Launching and deploying space telescopes is a complicated and costly procedure. Now, researchers have developed a new method to produce and shape large, high-quality mirrors that are much thinner than the primary mirrors previously used for telescopes deployed in space. The resulting mirrors are flexible enough to be rolled up and stored compactly inside a launch vehicle.
“This new approach – which is very different from typical mirror production and polishing procedures – could help solve weight and packaging issues for telescope mirrors, enabling much larger, and thus more sensitive, telescopes to be placed in orbit,” said Sebastian Rabien from Max Planck Institute for Extraterrestrial Physics in Germany.
After much trial and error, researchers successfully created parabolic membrane mirror prototypes up to 30 cm in diameter, which could be scaled up to the sizes needed in space telescopes. These mirrors were created by using chemical vapor deposition to grow membrane mirrors on a rotating liquid inside a vacuum chamber. This allowed them to form a thin parabolic membrane that can be used as the primary mirror of a telescope once coated with a reflecting surface such as aluminum.
For chemical vapor deposition, a precursor material is evaporated and thermally split into monomeric molecules. Those molecules deposit on the surfaces in a vacuum chamber and then combine to form a polymer. This is the first time this process – commonly used to apply coatings such as the ones that make electronics water-resistant – has been used to create parabolic membrane mirrors with the optical qualities necessary for use in telescopes.

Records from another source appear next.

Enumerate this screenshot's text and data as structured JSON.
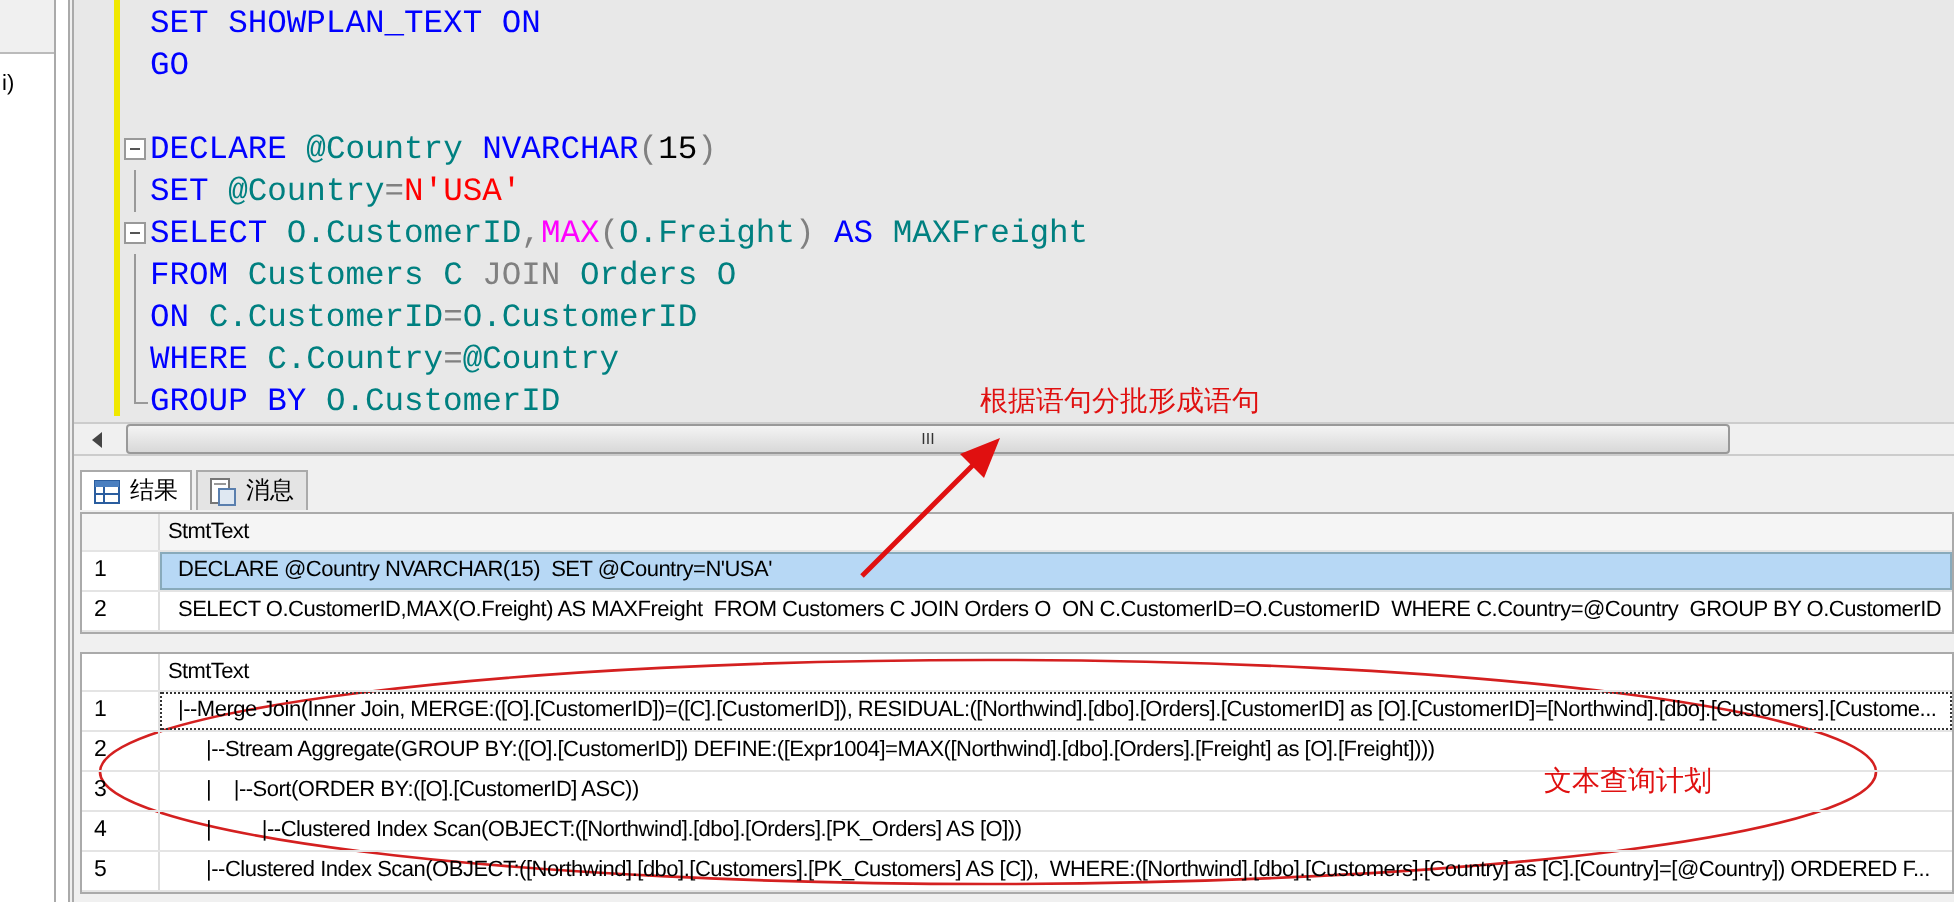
{
  "side_panel": {
    "text": "i)"
  },
  "editor": {
    "lines": [
      {
        "kind": "plain",
        "tokens": [
          {
            "text": "SET SHOWPLAN_TEXT ON",
            "kind": "keyword"
          }
        ]
      },
      {
        "kind": "plain",
        "tokens": [
          {
            "text": "GO",
            "kind": "keyword"
          }
        ]
      },
      {
        "kind": "blank"
      },
      {
        "kind": "fold_start",
        "tokens": [
          {
            "text": "DECLARE ",
            "kind": "keyword"
          },
          {
            "text": "@Country ",
            "kind": "identifier"
          },
          {
            "text": "NVARCHAR",
            "kind": "keyword"
          },
          {
            "text": "(",
            "kind": "operator"
          },
          {
            "text": "15",
            "kind": "number"
          },
          {
            "text": ")",
            "kind": "operator"
          }
        ]
      },
      {
        "kind": "fold_line",
        "tokens": [
          {
            "text": "SET ",
            "kind": "keyword"
          },
          {
            "text": "@Country",
            "kind": "identifier"
          },
          {
            "text": "=",
            "kind": "operator"
          },
          {
            "text": "N'USA'",
            "kind": "string"
          }
        ]
      },
      {
        "kind": "fold_start",
        "tokens": [
          {
            "text": "SELECT ",
            "kind": "keyword"
          },
          {
            "text": "O.CustomerID",
            "kind": "identifier"
          },
          {
            "text": ",",
            "kind": "operator"
          },
          {
            "text": "MAX",
            "kind": "function"
          },
          {
            "text": "(",
            "kind": "operator"
          },
          {
            "text": "O.Freight",
            "kind": "identifier"
          },
          {
            "text": ") ",
            "kind": "operator"
          },
          {
            "text": "AS ",
            "kind": "keyword"
          },
          {
            "text": "MAXFreight",
            "kind": "identifier"
          }
        ]
      },
      {
        "kind": "fold_line",
        "tokens": [
          {
            "text": "FROM ",
            "kind": "keyword"
          },
          {
            "text": "Customers C ",
            "kind": "identifier"
          },
          {
            "text": "JOIN ",
            "kind": "operator"
          },
          {
            "text": "Orders O",
            "kind": "identifier"
          }
        ]
      },
      {
        "kind": "fold_line",
        "tokens": [
          {
            "text": "ON ",
            "kind": "keyword"
          },
          {
            "text": "C.CustomerID",
            "kind": "identifier"
          },
          {
            "text": "=",
            "kind": "operator"
          },
          {
            "text": "O.CustomerID",
            "kind": "identifier"
          }
        ]
      },
      {
        "kind": "fold_line",
        "tokens": [
          {
            "text": "WHERE ",
            "kind": "keyword"
          },
          {
            "text": "C.Country",
            "kind": "identifier"
          },
          {
            "text": "=",
            "kind": "operator"
          },
          {
            "text": "@Country",
            "kind": "identifier"
          }
        ]
      },
      {
        "kind": "fold_end",
        "tokens": [
          {
            "text": "GROUP BY ",
            "kind": "keyword"
          },
          {
            "text": "O.CustomerID",
            "kind": "identifier"
          }
        ]
      }
    ],
    "scroll_grip": "III"
  },
  "tabs": [
    {
      "label": "结果",
      "selected": true
    },
    {
      "label": "消息",
      "selected": false
    }
  ],
  "grids": [
    {
      "column": "StmtText",
      "rows": [
        {
          "number": "1",
          "text": "DECLARE @Country NVARCHAR(15)  SET @Country=N'USA'",
          "selected": true
        },
        {
          "number": "2",
          "text": "SELECT O.CustomerID,MAX(O.Freight) AS MAXFreight  FROM Customers C JOIN Orders O  ON C.CustomerID=O.CustomerID  WHERE C.Country=@Country  GROUP BY O.CustomerID",
          "selected": false
        }
      ]
    },
    {
      "column": "StmtText",
      "rows": [
        {
          "number": "1",
          "text": "|--Merge Join(Inner Join, MERGE:([O].[CustomerID])=([C].[CustomerID]), RESIDUAL:([Northwind].[dbo].[Orders].[CustomerID] as [O].[CustomerID]=[Northwind].[dbo].[Customers].[Custome...",
          "focused": true
        },
        {
          "number": "2",
          "text": "     |--Stream Aggregate(GROUP BY:([O].[CustomerID]) DEFINE:([Expr1004]=MAX([Northwind].[dbo].[Orders].[Freight] as [O].[Freight])))",
          "focused": false
        },
        {
          "number": "3",
          "text": "     |    |--Sort(ORDER BY:([O].[CustomerID] ASC))",
          "focused": false
        },
        {
          "number": "4",
          "text": "     |         |--Clustered Index Scan(OBJECT:([Northwind].[dbo].[Orders].[PK_Orders] AS [O]))",
          "focused": false
        },
        {
          "number": "5",
          "text": "     |--Clustered Index Scan(OBJECT:([Northwind].[dbo].[Customers].[PK_Customers] AS [C]),  WHERE:([Northwind].[dbo].[Customers].[Country] as [C].[Country]=[@Country]) ORDERED F...",
          "focused": false
        }
      ]
    }
  ],
  "annotations": [
    {
      "text": "根据语句分批形成语句",
      "kind": "arrow"
    },
    {
      "text": "文本查询计划",
      "kind": "ellipse"
    }
  ]
}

Researchers say that using a liquid to form the shape is much more affordable and can be more easily scaled up to large sizes. The thin and lightweight mirror created using this technique can easily be folded or rolled up during the trip to space.
In case of imperfections in the parabolic shape that may occur after the mirror is unpacked, the team developed a thermal method that uses a localized temperature change created with light to enable adaptive shape control that can bring the thin membrane into the desired optical shape.
“Although this work only demonstrated the feasibility of the methods, it lays the groundwork for larger packable mirror systems that are less expensive,” said Rabien. “It could make lightweight mirrors that are 15 or 20 meters in diameter a reality, enabling space-based telescopes that are orders of magnitude more sensitive than ones currently deployed or being planned.”
Researchers next plan to create a meter-sized deposition chamber to better study the surface structure, packaging, and unfolding processes for a large-scale primary mirror.
- Sebastian Rabien. Adaptive Parabolic Membrane Mirrors for Large Deployable Space Telescopes. Applied Optics, 2023; DOI: 10.1364/AO.487262